***** Task inputs

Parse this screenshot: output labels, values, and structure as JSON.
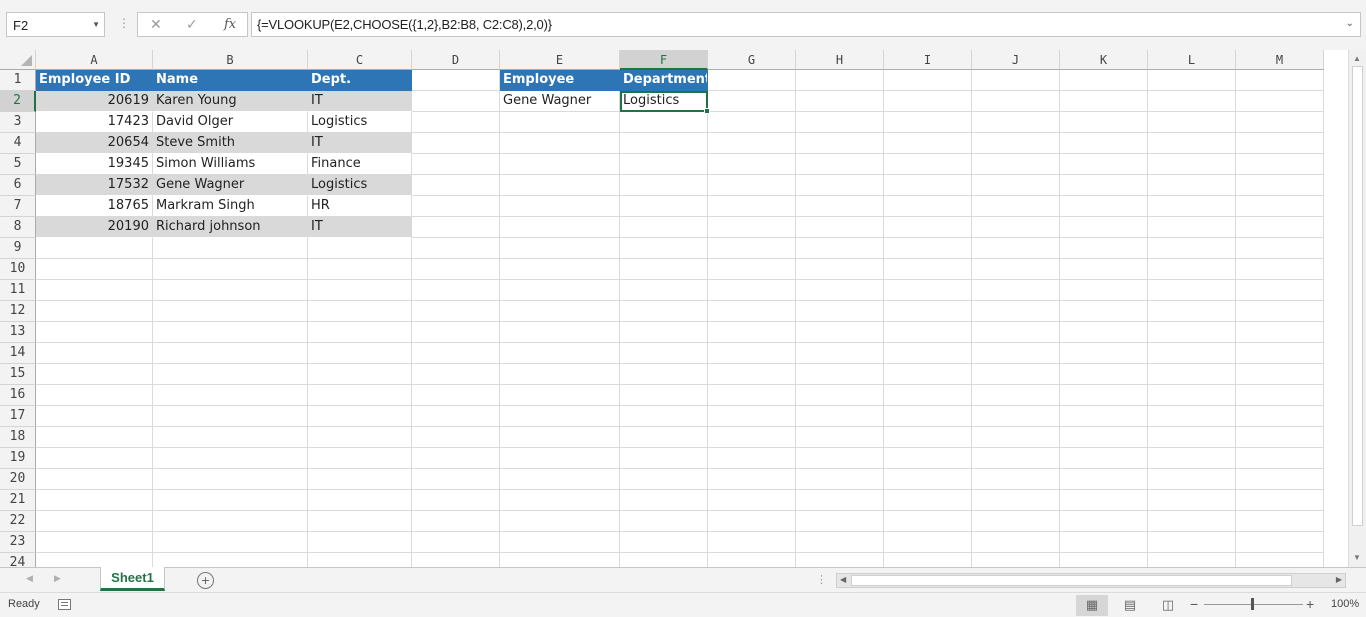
{
  "formula_bar": {
    "name_box": "F2",
    "cancel_icon": "✕",
    "enter_icon": "✓",
    "fx_label": "fx",
    "formula": "{=VLOOKUP(E2,CHOOSE({1,2},B2:B8, C2:C8),2,0)}"
  },
  "grid": {
    "columns": [
      "A",
      "B",
      "C",
      "D",
      "E",
      "F",
      "G",
      "H",
      "I",
      "J",
      "K",
      "L",
      "M"
    ],
    "selected_column": "F",
    "rows": [
      "1",
      "2",
      "3",
      "4",
      "5",
      "6",
      "7",
      "8",
      "9",
      "10",
      "11",
      "12",
      "13",
      "14",
      "15",
      "16",
      "17",
      "18",
      "19",
      "20",
      "21",
      "22",
      "23",
      "24"
    ],
    "selected_row": "2",
    "employee_table": {
      "headers": [
        "Employee ID",
        "Name",
        "Dept."
      ],
      "rows": [
        [
          "20619",
          "Karen Young",
          "IT"
        ],
        [
          "17423",
          "David Olger",
          "Logistics"
        ],
        [
          "20654",
          "Steve Smith",
          "IT"
        ],
        [
          "19345",
          "Simon Williams",
          "Finance"
        ],
        [
          "17532",
          "Gene Wagner",
          "Logistics"
        ],
        [
          "18765",
          "Markram Singh",
          "HR"
        ],
        [
          "20190",
          "Richard johnson",
          "IT"
        ]
      ]
    },
    "lookup_table": {
      "headers": [
        "Employee",
        "Department"
      ],
      "employee": "Gene Wagner",
      "department": "Logistics"
    },
    "colors": {
      "header_fill": "#2e75b6",
      "band_fill": "#d9d9d9",
      "selection": "#217346"
    }
  },
  "tabs": {
    "sheets": [
      "Sheet1"
    ],
    "active_sheet": "Sheet1",
    "add_sheet_icon": "+"
  },
  "status": {
    "mode": "Ready",
    "zoom": "100%",
    "zoom_minus": "−",
    "zoom_plus": "+"
  }
}
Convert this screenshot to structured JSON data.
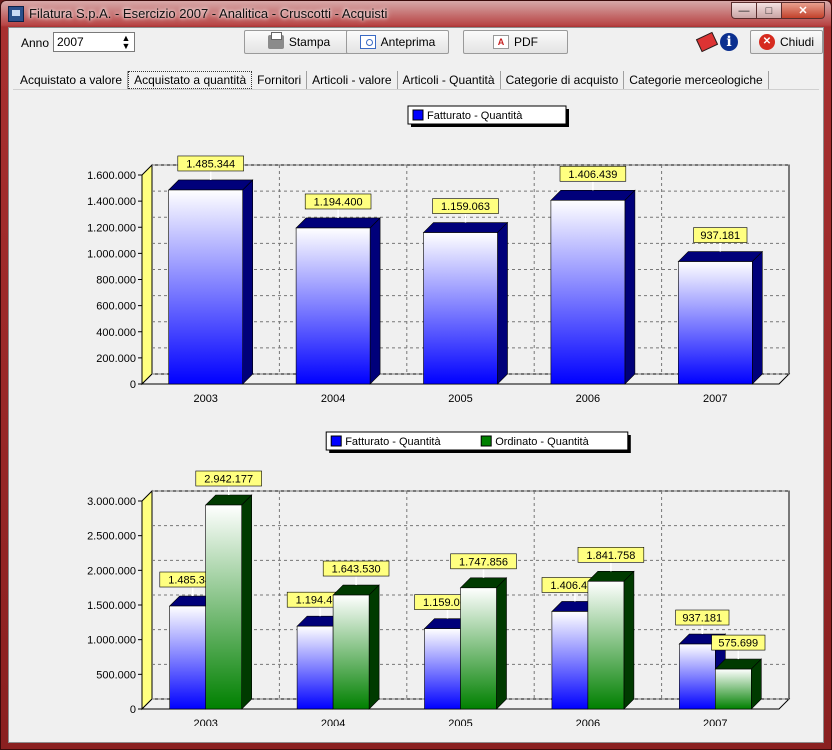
{
  "window": {
    "title": "Filatura S.p.A. - Esercizio 2007 - Analitica - Cruscotti - Acquisti"
  },
  "toolbar": {
    "anno_label": "Anno",
    "anno_value": "2007",
    "stampa": "Stampa",
    "anteprima": "Anteprima",
    "pdf": "PDF",
    "chiudi": "Chiudi"
  },
  "tabs": [
    "Acquistato a valore",
    "Acquistato a quantità",
    "Fornitori",
    "Articoli - valore",
    "Articoli - Quantità",
    "Categorie di acquisto",
    "Categorie merceologiche"
  ],
  "active_tab": 1,
  "colors": {
    "fatturato": "#0000ff",
    "fatturato_dark": "#00007a",
    "ordinato": "#008000",
    "ordinato_dark": "#003a00",
    "side_wall": "#ffff80",
    "label_bg": "#ffff80"
  },
  "chart_data": [
    {
      "type": "bar",
      "categories": [
        "2003",
        "2004",
        "2005",
        "2006",
        "2007"
      ],
      "series": [
        {
          "name": "Fatturato - Quantità",
          "values": [
            1485344,
            1194400,
            1159063,
            1406439,
            937181
          ]
        }
      ],
      "data_labels": [
        [
          "1.485.344",
          "1.194.400",
          "1.159.063",
          "1.406.439",
          "937.181"
        ]
      ],
      "yticks": [
        "0",
        "200.000",
        "400.000",
        "600.000",
        "800.000",
        "1.000.000",
        "1.200.000",
        "1.400.000",
        "1.600.000"
      ],
      "ylim": [
        0,
        1600000
      ],
      "legend": "top-center",
      "grid": true
    },
    {
      "type": "bar",
      "categories": [
        "2003",
        "2004",
        "2005",
        "2006",
        "2007"
      ],
      "series": [
        {
          "name": "Fatturato - Quantità",
          "values": [
            1485344,
            1194400,
            1159063,
            1406439,
            937181
          ]
        },
        {
          "name": "Ordinato - Quantità",
          "values": [
            2942177,
            1643530,
            1747856,
            1841758,
            575699
          ]
        }
      ],
      "data_labels": [
        [
          "1.485.344",
          "1.194.400",
          "1.159.063",
          "1.406.439",
          "937.181"
        ],
        [
          "2.942.177",
          "1.643.530",
          "1.747.856",
          "1.841.758",
          "575.699"
        ]
      ],
      "yticks": [
        "0",
        "500.000",
        "1.000.000",
        "1.500.000",
        "2.000.000",
        "2.500.000",
        "3.000.000"
      ],
      "ylim": [
        0,
        3000000
      ],
      "legend": "top-center",
      "grid": true
    }
  ]
}
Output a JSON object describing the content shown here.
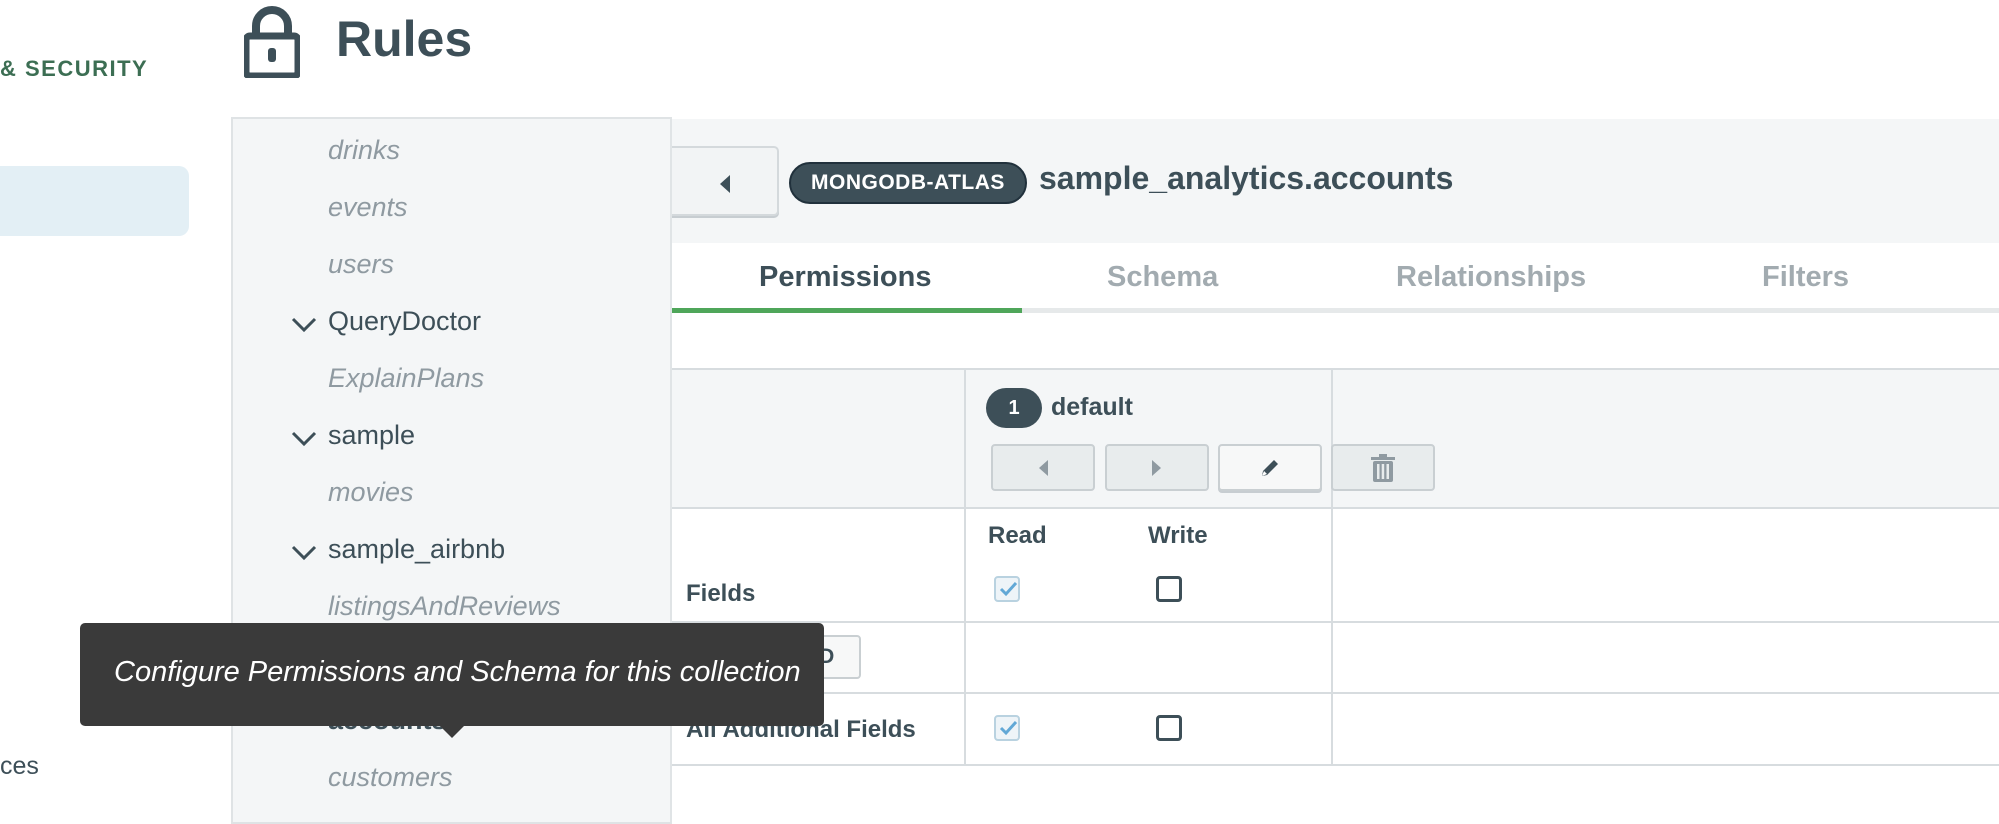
{
  "nav": {
    "section_label": "& SECURITY",
    "partial_item": "ces"
  },
  "header": {
    "title": "Rules",
    "icon": "lock-icon"
  },
  "tree": {
    "items": [
      {
        "label": "drinks",
        "kind": "collection"
      },
      {
        "label": "events",
        "kind": "collection"
      },
      {
        "label": "users",
        "kind": "collection"
      },
      {
        "label": "QueryDoctor",
        "kind": "database"
      },
      {
        "label": "ExplainPlans",
        "kind": "collection"
      },
      {
        "label": "sample",
        "kind": "database"
      },
      {
        "label": "movies",
        "kind": "collection"
      },
      {
        "label": "sample_airbnb",
        "kind": "database"
      },
      {
        "label": "listingsAndReviews",
        "kind": "collection"
      },
      {
        "label": "sample_analytics",
        "kind": "database"
      },
      {
        "label": "accounts",
        "kind": "collection-selected"
      },
      {
        "label": "customers",
        "kind": "collection"
      }
    ]
  },
  "collection": {
    "source": "MONGODB-ATLAS",
    "namespace": "sample_analytics.accounts"
  },
  "tabs": [
    {
      "label": "Permissions",
      "active": true
    },
    {
      "label": "Schema",
      "active": false
    },
    {
      "label": "Relationships",
      "active": false
    },
    {
      "label": "Filters",
      "active": false
    }
  ],
  "permissions": {
    "role": {
      "order": "1",
      "name": "default"
    },
    "columns": {
      "read": "Read",
      "write": "Write"
    },
    "fields_label": "Fields",
    "add_field_label": "+ ADD FIELD",
    "rows": [
      {
        "label": "Fields",
        "read": true,
        "write": false
      },
      {
        "label": "All Additional Fields",
        "read": true,
        "write": false
      }
    ]
  },
  "tooltip": {
    "text": "Configure Permissions and Schema for this collection"
  },
  "colors": {
    "accent_green": "#4fa65a",
    "text_dark": "#3d4f58",
    "nav_green": "#3c6e53",
    "tooltip_bg": "#3a3a3a"
  }
}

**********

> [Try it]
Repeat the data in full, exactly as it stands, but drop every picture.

> [Written reply]
Parse this screenshot: output labels, values, and structure as JSON.
{
  "formula_bar": {
    "name_box": "F2",
    "cancel_icon": "✕",
    "enter_icon": "✓",
    "fx_label": "fx",
    "formula": "{=VLOOKUP(E2,CHOOSE({1,2},B2:B8, C2:C8),2,0)}"
  },
  "grid": {
    "columns": [
      "A",
      "B",
      "C",
      "D",
      "E",
      "F",
      "G",
      "H",
      "I",
      "J",
      "K",
      "L",
      "M"
    ],
    "selected_column": "F",
    "rows": [
      "1",
      "2",
      "3",
      "4",
      "5",
      "6",
      "7",
      "8",
      "9",
      "10",
      "11",
      "12",
      "13",
      "14",
      "15",
      "16",
      "17",
      "18",
      "19",
      "20",
      "21",
      "22",
      "23",
      "24"
    ],
    "selected_row": "2",
    "employee_table": {
      "headers": [
        "Employee ID",
        "Name",
        "Dept."
      ],
      "rows": [
        [
          "20619",
          "Karen Young",
          "IT"
        ],
        [
          "17423",
          "David Olger",
          "Logistics"
        ],
        [
          "20654",
          "Steve Smith",
          "IT"
        ],
        [
          "19345",
          "Simon Williams",
          "Finance"
        ],
        [
          "17532",
          "Gene Wagner",
          "Logistics"
        ],
        [
          "18765",
          "Markram Singh",
          "HR"
        ],
        [
          "20190",
          "Richard johnson",
          "IT"
        ]
      ]
    },
    "lookup_table": {
      "headers": [
        "Employee",
        "Department"
      ],
      "employee": "Gene Wagner",
      "department": "Logistics"
    },
    "colors": {
      "header_fill": "#2e75b6",
      "band_fill": "#d9d9d9",
      "selection": "#217346"
    }
  },
  "tabs": {
    "sheets": [
      "Sheet1"
    ],
    "active_sheet": "Sheet1",
    "add_sheet_icon": "+"
  },
  "status": {
    "mode": "Ready",
    "zoom": "100%",
    "zoom_minus": "−",
    "zoom_plus": "+"
  }
}
Convert this screenshot to structured JSON data.
{
  "window": {
    "title": "Filatura S.p.A. - Esercizio 2007 - Analitica - Cruscotti - Acquisti"
  },
  "toolbar": {
    "anno_label": "Anno",
    "anno_value": "2007",
    "stampa": "Stampa",
    "anteprima": "Anteprima",
    "pdf": "PDF",
    "chiudi": "Chiudi"
  },
  "tabs": [
    "Acquistato a valore",
    "Acquistato a quantità",
    "Fornitori",
    "Articoli - valore",
    "Articoli - Quantità",
    "Categorie di acquisto",
    "Categorie merceologiche"
  ],
  "active_tab": 1,
  "colors": {
    "fatturato": "#0000ff",
    "fatturato_dark": "#00007a",
    "ordinato": "#008000",
    "ordinato_dark": "#003a00",
    "side_wall": "#ffff80",
    "label_bg": "#ffff80"
  },
  "chart_data": [
    {
      "type": "bar",
      "categories": [
        "2003",
        "2004",
        "2005",
        "2006",
        "2007"
      ],
      "series": [
        {
          "name": "Fatturato - Quantità",
          "values": [
            1485344,
            1194400,
            1159063,
            1406439,
            937181
          ]
        }
      ],
      "data_labels": [
        [
          "1.485.344",
          "1.194.400",
          "1.159.063",
          "1.406.439",
          "937.181"
        ]
      ],
      "yticks": [
        "0",
        "200.000",
        "400.000",
        "600.000",
        "800.000",
        "1.000.000",
        "1.200.000",
        "1.400.000",
        "1.600.000"
      ],
      "ylim": [
        0,
        1600000
      ],
      "legend": "top-center",
      "grid": true
    },
    {
      "type": "bar",
      "categories": [
        "2003",
        "2004",
        "2005",
        "2006",
        "2007"
      ],
      "series": [
        {
          "name": "Fatturato - Quantità",
          "values": [
            1485344,
            1194400,
            1159063,
            1406439,
            937181
          ]
        },
        {
          "name": "Ordinato - Quantità",
          "values": [
            2942177,
            1643530,
            1747856,
            1841758,
            575699
          ]
        }
      ],
      "data_labels": [
        [
          "1.485.344",
          "1.194.400",
          "1.159.063",
          "1.406.439",
          "937.181"
        ],
        [
          "2.942.177",
          "1.643.530",
          "1.747.856",
          "1.841.758",
          "575.699"
        ]
      ],
      "yticks": [
        "0",
        "500.000",
        "1.000.000",
        "1.500.000",
        "2.000.000",
        "2.500.000",
        "3.000.000"
      ],
      "ylim": [
        0,
        3000000
      ],
      "legend": "top-center",
      "grid": true
    }
  ]
}
Output a JSON object describing the content shown here.
{
  "nav": {
    "section_label": "& SECURITY",
    "partial_item": "ces"
  },
  "header": {
    "title": "Rules",
    "icon": "lock-icon"
  },
  "tree": {
    "items": [
      {
        "label": "drinks",
        "kind": "collection"
      },
      {
        "label": "events",
        "kind": "collection"
      },
      {
        "label": "users",
        "kind": "collection"
      },
      {
        "label": "QueryDoctor",
        "kind": "database"
      },
      {
        "label": "ExplainPlans",
        "kind": "collection"
      },
      {
        "label": "sample",
        "kind": "database"
      },
      {
        "label": "movies",
        "kind": "collection"
      },
      {
        "label": "sample_airbnb",
        "kind": "database"
      },
      {
        "label": "listingsAndReviews",
        "kind": "collection"
      },
      {
        "label": "sample_analytics",
        "kind": "database"
      },
      {
        "label": "accounts",
        "kind": "collection-selected"
      },
      {
        "label": "customers",
        "kind": "collection"
      }
    ]
  },
  "collection": {
    "source": "MONGODB-ATLAS",
    "namespace": "sample_analytics.accounts"
  },
  "tabs": [
    {
      "label": "Permissions",
      "active": true
    },
    {
      "label": "Schema",
      "active": false
    },
    {
      "label": "Relationships",
      "active": false
    },
    {
      "label": "Filters",
      "active": false
    }
  ],
  "permissions": {
    "role": {
      "order": "1",
      "name": "default"
    },
    "columns": {
      "read": "Read",
      "write": "Write"
    },
    "fields_label": "Fields",
    "add_field_label": "+ ADD FIELD",
    "rows": [
      {
        "label": "Fields",
        "read": true,
        "write": false
      },
      {
        "label": "All Additional Fields",
        "read": true,
        "write": false
      }
    ]
  },
  "tooltip": {
    "text": "Configure Permissions and Schema for this collection"
  },
  "colors": {
    "accent_green": "#4fa65a",
    "text_dark": "#3d4f58",
    "nav_green": "#3c6e53",
    "tooltip_bg": "#3a3a3a"
  }
}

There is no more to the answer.